little upturned nose matched perfectly with my bow-shaped lips, but it was my big,
nearly black eyes, with thick dark lashes, against my almost translucently pale
skin that set off the entire look.

I tried tanning,
but somehow only seemed to be able to turn a beautiful shade of lobster red
before my skin puckered, peeled off, and revealed a lovely, new white skin
beneath.

My best friend,
Shelly, whom I happen to call Barbie behind her back, tried to make me over
many times without success. My hair wouldn’t hold a curl, and the extra makeup
made me look a bit like a hooker. Since I’m so style challenged, I religiously
tried to avoid wearing too much black, sticking to jewel tones and that shabby
chic kind of look I adore. That, perhaps, makes me come off as a gypsy of
sorts, which is a taste in fashion I’ve picked up from my grandma, of all
people.

Grandma Mullins
was my most favorite relative in the world. She’s an eccentric, sixty-something,
free-spirited individual—the kind of lady who’s always smiling, but you feel
like you might be missing the big secret behind it.

Grandma’s tall,
slim, and graceful. Her hair is straight like mine, but it’s a beautiful
chestnut brown, and it looks like it was purposely streaked with gray
highlights. She always dresses in light, flowing clothes with way too many
layers and styles of jewelry on at the same time, but somehow it works. She was
going to be throwing my birthday party for me this week.

“Portia!” my mom
called from downstairs. “It’s time for breakfast!”

I groaned, hearing
my name. I didn’t hate it exactly, but my dad goes on and on about it. He’s the
one who chose it. It was sort of a joke he did, using a play on words.

My dad and his
buddies were really big into cars in high school, and according to the many
stories I’ve been told, they used to have some heated verbal disputes over
whether their favorite car was called a “Porsche” or a “Porscha” in their
pronunciation. My dad promised his buddies someday he would “own a Porscha.”
After college, though, he had a hard time finding work in his field of
expertise. He ended up becoming an encyclopedia salesman and working his way up
through the company, but he quickly began to see his car dream fade. Then I was
born, and he suddenly found a way he could own a “Porscha” once again.

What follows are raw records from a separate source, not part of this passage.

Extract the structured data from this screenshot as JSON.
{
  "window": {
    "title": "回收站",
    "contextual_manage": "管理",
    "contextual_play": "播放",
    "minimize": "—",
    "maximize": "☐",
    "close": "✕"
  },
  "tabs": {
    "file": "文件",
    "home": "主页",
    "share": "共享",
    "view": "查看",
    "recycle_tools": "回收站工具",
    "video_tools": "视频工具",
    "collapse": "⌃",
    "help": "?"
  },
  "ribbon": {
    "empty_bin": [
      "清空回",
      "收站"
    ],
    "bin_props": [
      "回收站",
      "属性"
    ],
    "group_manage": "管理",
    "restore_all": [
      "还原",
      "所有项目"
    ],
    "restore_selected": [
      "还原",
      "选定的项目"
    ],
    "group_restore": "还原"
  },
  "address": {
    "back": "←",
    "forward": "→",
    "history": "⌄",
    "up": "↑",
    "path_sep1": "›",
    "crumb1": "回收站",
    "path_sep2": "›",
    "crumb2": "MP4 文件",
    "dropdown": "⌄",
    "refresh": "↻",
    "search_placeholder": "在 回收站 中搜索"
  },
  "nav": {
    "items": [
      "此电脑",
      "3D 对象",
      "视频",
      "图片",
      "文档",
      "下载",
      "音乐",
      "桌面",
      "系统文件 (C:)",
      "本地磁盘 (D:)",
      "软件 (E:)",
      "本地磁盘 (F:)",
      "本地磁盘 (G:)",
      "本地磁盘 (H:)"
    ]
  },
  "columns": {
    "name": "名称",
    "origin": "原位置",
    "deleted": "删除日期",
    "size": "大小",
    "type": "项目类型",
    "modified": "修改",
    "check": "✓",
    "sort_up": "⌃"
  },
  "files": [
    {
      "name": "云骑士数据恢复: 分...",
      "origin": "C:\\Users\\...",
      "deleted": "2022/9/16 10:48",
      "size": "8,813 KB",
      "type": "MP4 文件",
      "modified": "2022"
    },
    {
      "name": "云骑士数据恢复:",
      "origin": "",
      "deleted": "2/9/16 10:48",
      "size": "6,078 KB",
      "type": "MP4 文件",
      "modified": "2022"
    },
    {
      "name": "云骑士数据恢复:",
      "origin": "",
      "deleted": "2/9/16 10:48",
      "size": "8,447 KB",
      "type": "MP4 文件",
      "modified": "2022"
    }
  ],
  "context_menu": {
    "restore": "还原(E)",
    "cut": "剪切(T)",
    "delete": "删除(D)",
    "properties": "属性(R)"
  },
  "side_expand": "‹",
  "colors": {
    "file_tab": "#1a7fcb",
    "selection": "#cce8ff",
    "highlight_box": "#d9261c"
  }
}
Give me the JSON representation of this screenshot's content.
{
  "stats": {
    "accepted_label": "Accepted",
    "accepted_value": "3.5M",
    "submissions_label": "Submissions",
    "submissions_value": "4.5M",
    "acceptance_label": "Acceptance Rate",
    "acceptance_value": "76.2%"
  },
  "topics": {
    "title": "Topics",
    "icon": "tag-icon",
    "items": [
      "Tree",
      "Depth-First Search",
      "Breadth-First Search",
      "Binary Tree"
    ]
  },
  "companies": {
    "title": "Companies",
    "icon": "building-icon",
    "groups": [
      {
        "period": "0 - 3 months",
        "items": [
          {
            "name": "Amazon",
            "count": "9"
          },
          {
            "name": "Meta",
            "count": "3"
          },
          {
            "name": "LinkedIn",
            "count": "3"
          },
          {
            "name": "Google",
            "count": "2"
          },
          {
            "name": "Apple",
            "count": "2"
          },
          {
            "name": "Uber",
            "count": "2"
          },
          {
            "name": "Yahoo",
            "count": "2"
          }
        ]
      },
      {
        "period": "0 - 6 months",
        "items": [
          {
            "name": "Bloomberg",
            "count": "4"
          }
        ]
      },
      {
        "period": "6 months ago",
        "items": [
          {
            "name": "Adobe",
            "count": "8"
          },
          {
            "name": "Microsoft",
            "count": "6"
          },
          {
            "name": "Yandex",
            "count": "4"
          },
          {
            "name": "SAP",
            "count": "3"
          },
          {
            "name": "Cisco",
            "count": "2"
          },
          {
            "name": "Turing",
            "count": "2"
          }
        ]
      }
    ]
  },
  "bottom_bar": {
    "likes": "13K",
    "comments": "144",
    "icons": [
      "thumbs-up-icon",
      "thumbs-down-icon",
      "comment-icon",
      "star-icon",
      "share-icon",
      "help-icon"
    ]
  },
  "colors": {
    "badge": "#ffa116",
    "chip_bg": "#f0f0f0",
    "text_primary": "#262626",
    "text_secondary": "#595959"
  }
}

He
wanted to even spell my name like the car but
,
thankfully
,
my mom
put her foot down.

“Hey, Mom,” I
said, dropping my backpack at the foot of the stairs.

I gave her a quick
peck on the cheek before grabbing a piece of toast from the stack and
slathering it with jelly.

“I have to work
the swing shift again, so I won’t be here when you get home from school,” she
said.

My mom was a nurse
at the Verde Valley Medical Center. I figured she was most likely the reason
our family stayed afloat financially, since I didn’t think there were really
many people out there buying encyclopedias in mass quantities.

“That’s okay,” I
said, looking at the cartoon-covered scrubs she often wore to work with her
pediatric patients. “I’ll go hang out at Grandma’s after I get my jobs done.”

“That’s fine. Just
remember to take out the trash this time before you go.”

I sighed heavily. I’d
only ever forgotten to take out the trash once, and that was over a year ago. She’d
never forgotten it.

I quickly finished
the scrambled eggs she gave me, while she rattled on about some of her
patients, before carrying my dishes to the sink.

Other books

Born Into Fire by KyAnn Waters, Tarah Scott
One to Tell the Grandkids by Kristina M. Sanchez
Rooms: A Novel by James L. Rubart
Everyman by Philip Roth
Up From Orchard Street by Eleanor Widmer
Girl, Missing by Sophie McKenzie
Warped by Maurissa Guibord
Linda Castle by The Return of Chase Cordell